As rising deductibles and out-of-pocket responsibility strained the ability for people to pay hospital bills, many providers began supporting patients and mitigating bad debt by offering interest-free extended payment options. Although growth has been substantial, with many organizations building large portfolios of such loans, providers are often unaware of the true cost of offering these payment programs.
The first tool and one of the most effective and illuminating methods to determine the built-in costs of payment plans is using a net present value (NPV) of cash flows. Sometimes called discounted cash flow analysis, this approach simply calculates the value in today’s dollars of a future stream of incoming and outgoing cash flows. The tool enables organizations to quantify and compare the impact of extending monthly payments interest-free for varying lengths of time.
3 essential NVP calculation components
The three essential components of the calculation are as follows.
Weighted average cost of capital (WACC). An organization sets an expected return on invested capital, which is usually much higher than its cost to borrow money. The blend between desired return and borrowing cost is the WACC. This rate is used to discount the cash flows received from payment plans to current dollars.
Servicing cost. Collection costs consist of actual expenses associated with FTE servicing of the payment plans (phone calls, payment posting, etc.), credit/debit card acceptance fees, monthly statements, delinquent notices, nonsufficient funds fees, bank processing fees and other outlays. Note that, except for the card acceptance fees, these servicing costs generally do not vary based on the amount being collected. That means smaller balances are costlier on a percentage basis than larger ones. At $5 per account monthly service cost, a patient paying $20 per month is effectively receiving a 25% discount, while someone paying $50 is receiving a 10% discount.

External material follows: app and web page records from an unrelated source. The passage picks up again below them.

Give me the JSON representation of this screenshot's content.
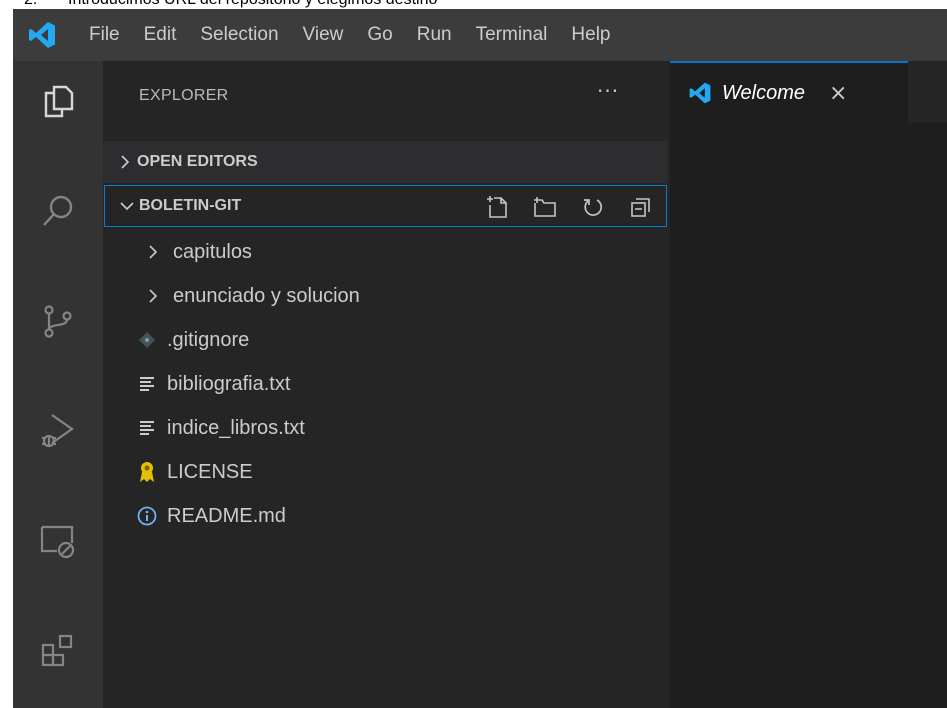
{
  "caption": {
    "number": "2.",
    "text": "Introducimos URL del repositorio y elegimos destino"
  },
  "menubar": {
    "items": [
      "File",
      "Edit",
      "Selection",
      "View",
      "Go",
      "Run",
      "Terminal",
      "Help"
    ]
  },
  "activity_bar": {
    "icons": [
      "explorer-icon",
      "search-icon",
      "source-control-icon",
      "run-debug-icon",
      "remote-explorer-icon",
      "extensions-icon"
    ]
  },
  "sidebar": {
    "title": "EXPLORER",
    "more_label": "···",
    "sections": [
      {
        "label": "OPEN EDITORS",
        "expanded": false
      },
      {
        "label": "BOLETIN-GIT",
        "expanded": true
      }
    ],
    "tree": [
      {
        "type": "folder",
        "label": "capitulos",
        "icon": "chevron-right-icon"
      },
      {
        "type": "folder",
        "label": "enunciado y solucion",
        "icon": "chevron-right-icon"
      },
      {
        "type": "file",
        "label": ".gitignore",
        "icon": "git-file-icon"
      },
      {
        "type": "file",
        "label": "bibliografia.txt",
        "icon": "text-file-icon"
      },
      {
        "type": "file",
        "label": "indice_libros.txt",
        "icon": "text-file-icon"
      },
      {
        "type": "file",
        "label": "LICENSE",
        "icon": "license-icon"
      },
      {
        "type": "file",
        "label": "README.md",
        "icon": "info-icon"
      }
    ]
  },
  "editor": {
    "tabs": [
      {
        "label": "Welcome",
        "active": true,
        "close": "×"
      }
    ]
  },
  "colors": {
    "accent": "#007fd4",
    "vscode_blue": "#23a9f2",
    "license_yellow": "#e5c000",
    "info_blue": "#6fb3f7"
  }
}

Bad debt rate. The bad debt rate is directly available by isolating and tracking defaults specifically for payment plans. However, most healthcare organizations lump payment plans together with all self-pay accounts, skewing the numbers. Payment plans should perform better as a rule than the entire self-pay portfolio because patients have verbally committed to the loan terms and payment amounts. A provider’s demographics, service lines, service quality, repayment terms and ability to service payment plans effectively will all affect bad debt rate.

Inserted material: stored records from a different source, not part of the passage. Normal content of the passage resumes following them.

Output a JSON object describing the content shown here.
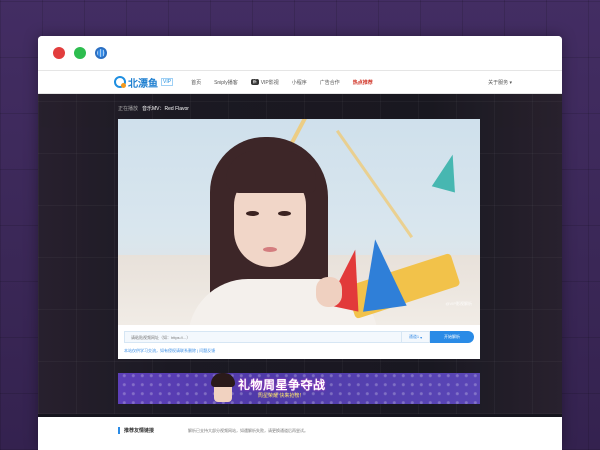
{
  "nav": {
    "logo_text": "北漂鱼",
    "logo_badge": "VIP",
    "items": [
      {
        "label": "首页"
      },
      {
        "label": "Sniply播客"
      },
      {
        "label": "VIP影视"
      },
      {
        "label": "小程序"
      },
      {
        "label": "广告合作"
      },
      {
        "label": "热点推荐"
      }
    ],
    "mini_badge": "新",
    "right_label": "关于服务 ▾"
  },
  "player": {
    "now_playing_prefix": "正在播放",
    "now_playing_title": "音乐MV：Red Flavor",
    "watermark": "@VIP影视解析",
    "search_placeholder": "请粘贴视频网址（如：https://...）",
    "source_label": "通道1",
    "parse_button": "开始解析",
    "notice": "本站仅供学习交流，如有侵权请联系删除 | 问题反馈"
  },
  "banner": {
    "title": "礼物周星争夺战",
    "subtitle": "周星荣耀 快来抢榜！"
  },
  "footer": {
    "heading": "推荐友情链接",
    "description": "解析已支持大部分视频网站，如遇解析失败，请更换通道后再尝试。"
  },
  "colors": {
    "accent": "#2a8be6",
    "brand": "#1e7fd0",
    "hot": "#d23b2e",
    "background": "#3a2756"
  }
}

It is also important to address that there is often a temptation for an organization to pass on some of the costs associated with payment plans to those utilizing the option. However, while the rationale for such an approach might be justifiable, the reality is for many patients already in a tough situation, a provider passing on hidden costs in the form of plan fees or interest would create further financial hardship.
Bringing it all together: An illustration
The exhibit below shows how the second tool, a simple calculator can be constructed using these variables.